It is still unclear whether an insurer can block consumer claims in relation to clauses limiting the disbursement of funds from unit-linked policies (UFK). This is due to the refusal of the Supreme Court to adopt a resolution that would dispel doubts of the entire insurance industry in Poland. The Supreme Court considered the question put to it as too general, which prevented it from giving a specific, and at the same time, universal, answer that would apply to all types of unit-linked insurance products.
On 3 December 2015 the entire Polish insurance market held its breath, because the Supreme Court’s resolution could have had far-reaching effects. It was to decide whether the main benefit in a unit-linked policy is the disbursement of an insurance benefit to a consumer when the consumer has terminated the contract prematurely. If so, clauses on the liquidation fee or the reduced surrender benefit (Polish: świadczenie wykupu) – which reduced the disbursement of funds accumulated in a unit-linked policy - would not constitute illegal (abusive) provisions, and consumers could not sue insurers in connection with the application of such clauses (unless they are ambiguous). However, this issue remains open.

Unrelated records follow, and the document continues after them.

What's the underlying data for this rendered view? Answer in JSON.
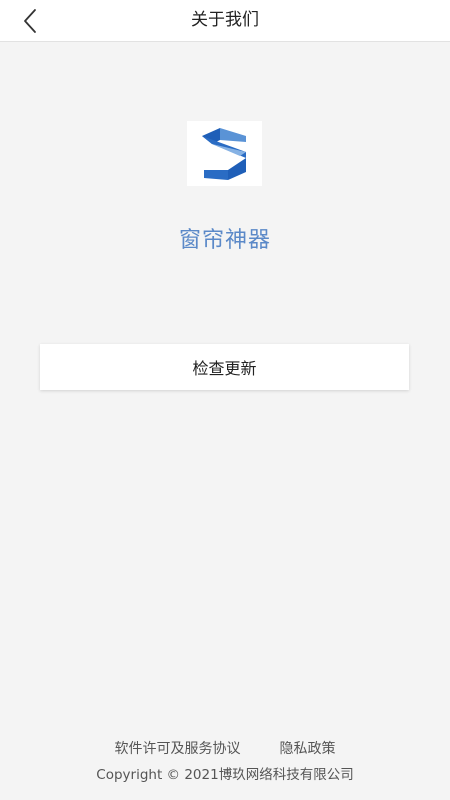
{
  "header": {
    "title": "关于我们",
    "back_icon": "chevron-left-icon"
  },
  "app": {
    "logo_icon": "app-logo-s-icon",
    "name": "窗帘神器",
    "name_color": "#5b89c8"
  },
  "actions": {
    "check_update_label": "检查更新"
  },
  "footer": {
    "license_link": "软件许可及服务协议",
    "privacy_link": "隐私政策",
    "copyright": "Copyright © 2021博玖网络科技有限公司"
  },
  "colors": {
    "background": "#f4f4f4",
    "logo_blue_dark": "#1f5fb8",
    "logo_blue_light": "#5a93d6"
  }
}
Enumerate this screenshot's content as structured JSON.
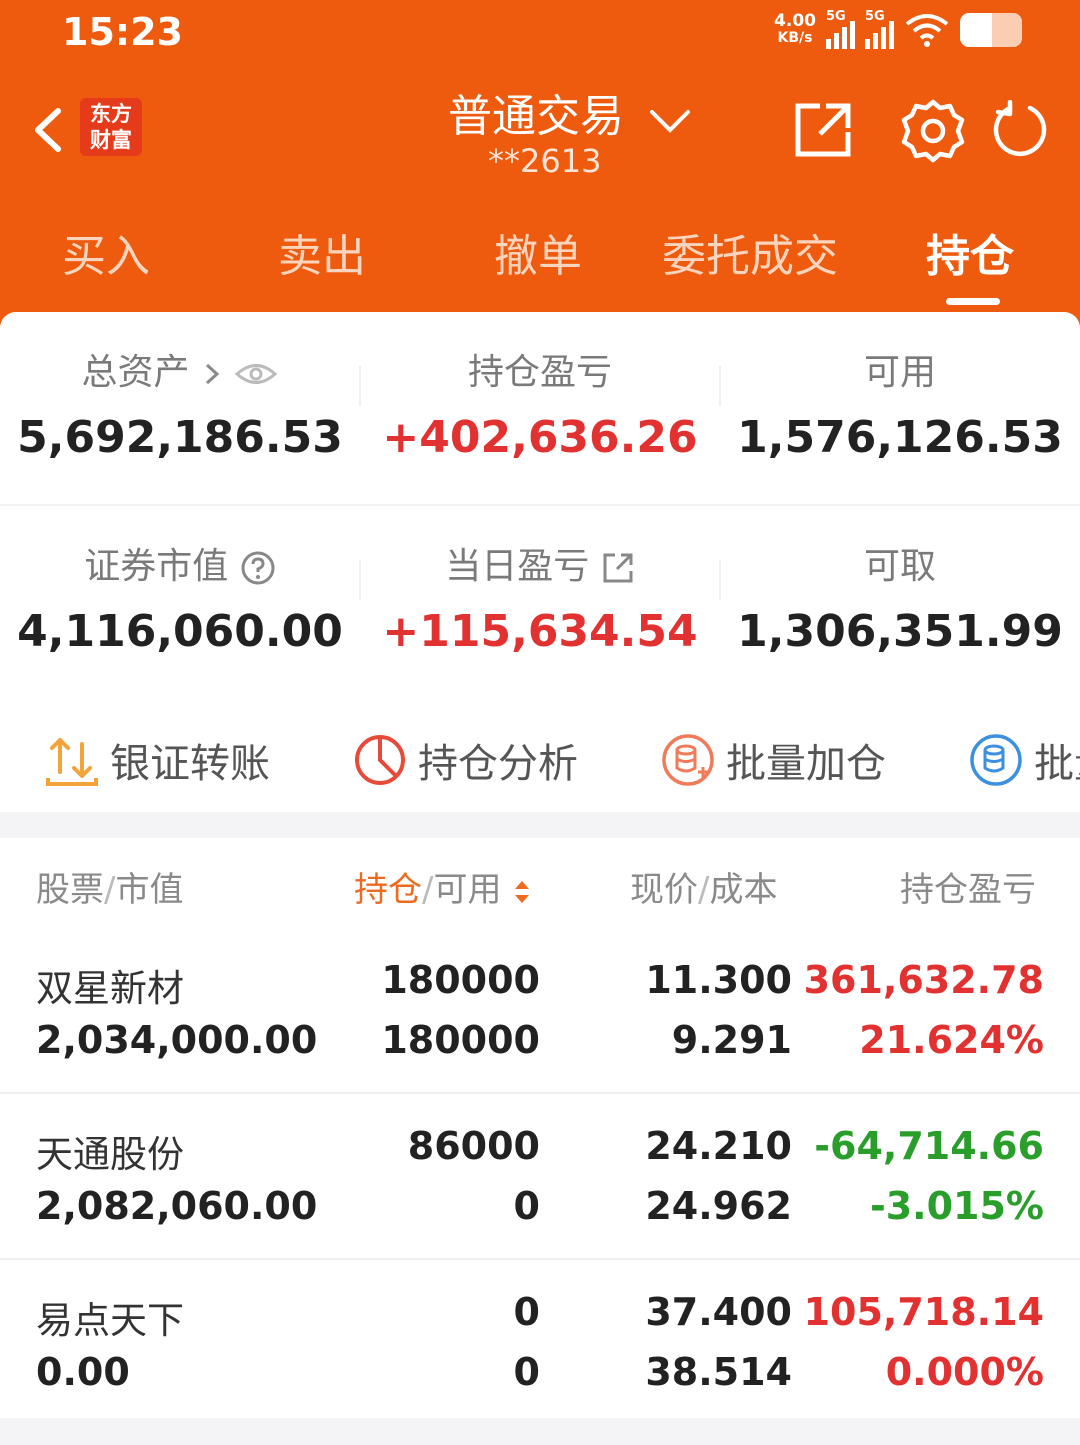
{
  "status_bar": {
    "time": "15:23",
    "net_speed": "4.00",
    "net_unit": "KB/s",
    "sim1": "5G",
    "sim2": "5G"
  },
  "header": {
    "logo_line1": "东方",
    "logo_line2": "财富",
    "title": "普通交易",
    "account": "**2613"
  },
  "tabs": [
    "买入",
    "卖出",
    "撤单",
    "委托成交",
    "持仓"
  ],
  "summary": {
    "total_assets_label": "总资产",
    "total_assets": "5,692,186.53",
    "position_pnl_label": "持仓盈亏",
    "position_pnl": "+402,636.26",
    "available_label": "可用",
    "available": "1,576,126.53",
    "market_value_label": "证券市值",
    "market_value": "4,116,060.00",
    "daily_pnl_label": "当日盈亏",
    "daily_pnl": "+115,634.54",
    "withdrawable_label": "可取",
    "withdrawable": "1,306,351.99"
  },
  "quick_actions": [
    "银证转账",
    "持仓分析",
    "批量加仓",
    "批量"
  ],
  "columns": {
    "stock": "股票",
    "market_value": "市值",
    "position": "持仓",
    "available": "可用",
    "price": "现价",
    "cost": "成本",
    "pnl": "持仓盈亏"
  },
  "holdings": [
    {
      "name": "双星新材",
      "market_value": "2,034,000.00",
      "position": "180000",
      "available": "180000",
      "price": "11.300",
      "cost": "9.291",
      "pnl": "361,632.78",
      "pnl_pct": "21.624%",
      "trend": "up"
    },
    {
      "name": "天通股份",
      "market_value": "2,082,060.00",
      "position": "86000",
      "available": "0",
      "price": "24.210",
      "cost": "24.962",
      "pnl": "-64,714.66",
      "pnl_pct": "-3.015%",
      "trend": "down"
    },
    {
      "name": "易点天下",
      "market_value": "0.00",
      "position": "0",
      "available": "0",
      "price": "37.400",
      "cost": "38.514",
      "pnl": "105,718.14",
      "pnl_pct": "0.000%",
      "trend": "up"
    }
  ],
  "colors": {
    "brand": "#ee5a0e",
    "profit": "#e23131",
    "loss": "#2a9e2a"
  }
}
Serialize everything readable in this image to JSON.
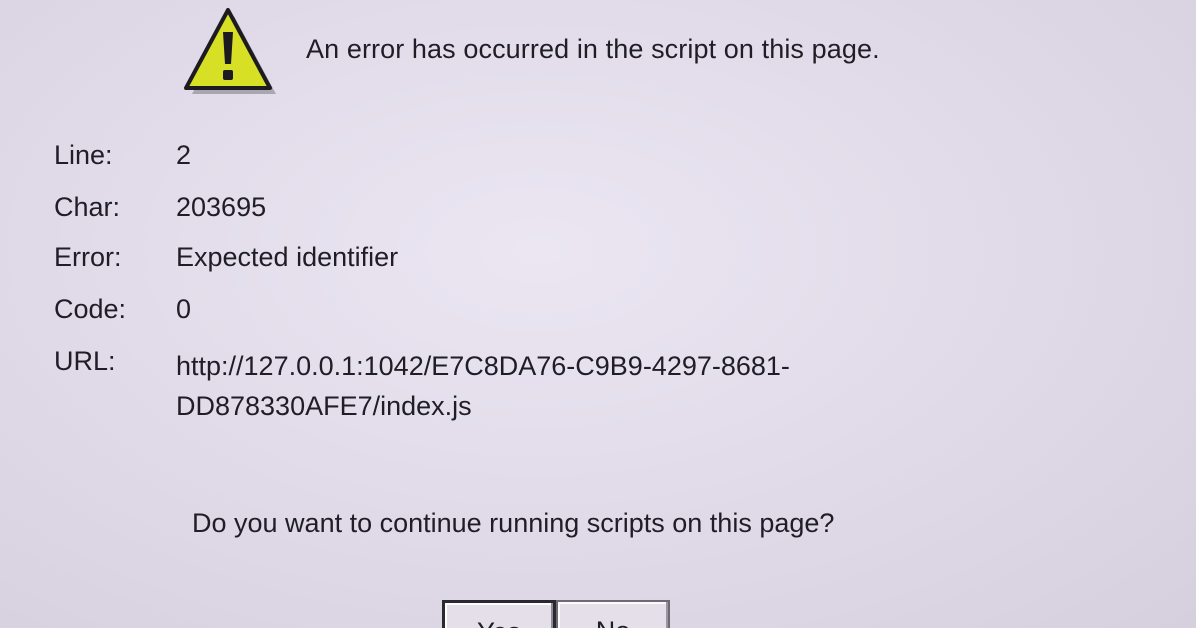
{
  "dialog": {
    "message": "An error has occurred in the script on this page.",
    "icon": "warning-triangle-icon",
    "fields": {
      "line": {
        "label": "Line:",
        "value": "2"
      },
      "char": {
        "label": "Char:",
        "value": "203695"
      },
      "error": {
        "label": "Error:",
        "value": "Expected identifier"
      },
      "code": {
        "label": "Code:",
        "value": "0"
      },
      "url": {
        "label": "URL:",
        "value_line1": "http://127.0.0.1:1042/E7C8DA76-C9B9-4297-8681-",
        "value_line2": "DD878330AFE7/index.js"
      }
    },
    "question": "Do you want to continue running scripts on this page?",
    "buttons": {
      "yes": "Yes",
      "no": "No"
    }
  },
  "colors": {
    "background": "#e4dfea",
    "warning_yellow": "#d7e024",
    "text": "#1f1d26"
  }
}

To date, the case-law has been divided, although siding strongly with consumers. In this sense, although formally the clash before the Supreme Court has not resolved doubts, for insurance companies it is extremely important, because the Supreme Court did not consider the surrender benefit as a side benefit, which in individual or group matters could settle this particular issue. Meanwhile, there are a number of arguments for considering the surrender benefit as the main benefit under a unit-linked policy, including those referring to the aim of the conclusion of the policy and the key importance of the surrender to the policyholder.
It seems that despite the multiplicity of structures available in unit-linked policies – as regards, inter alia, the surrender value, the surrender benefit, the liquidation fee – the Supreme Court should be able to provide a clear answer to the question. Furthermore, according to the very act on insurance activity, each unit-linked product, regardless of its structure, must specify the surrender value of the policy. A secondary issue - but equally important - are the provisions defining the size of the surrender benefits, which actually have diverse structures, naming and often result in a very different value disbursed to the insured.
The only option is to wait for a written justification, in which - perhaps - the Supreme Court will give instructions regarding how the legal question should have been formulated. If during the next challenge before the Supreme Court, we get a clear answer as regards this important issue for the entire market, we will notify you in a separate Law-Now alert.
decision of the Supreme Court of 3 December 2015, III CZP 87/15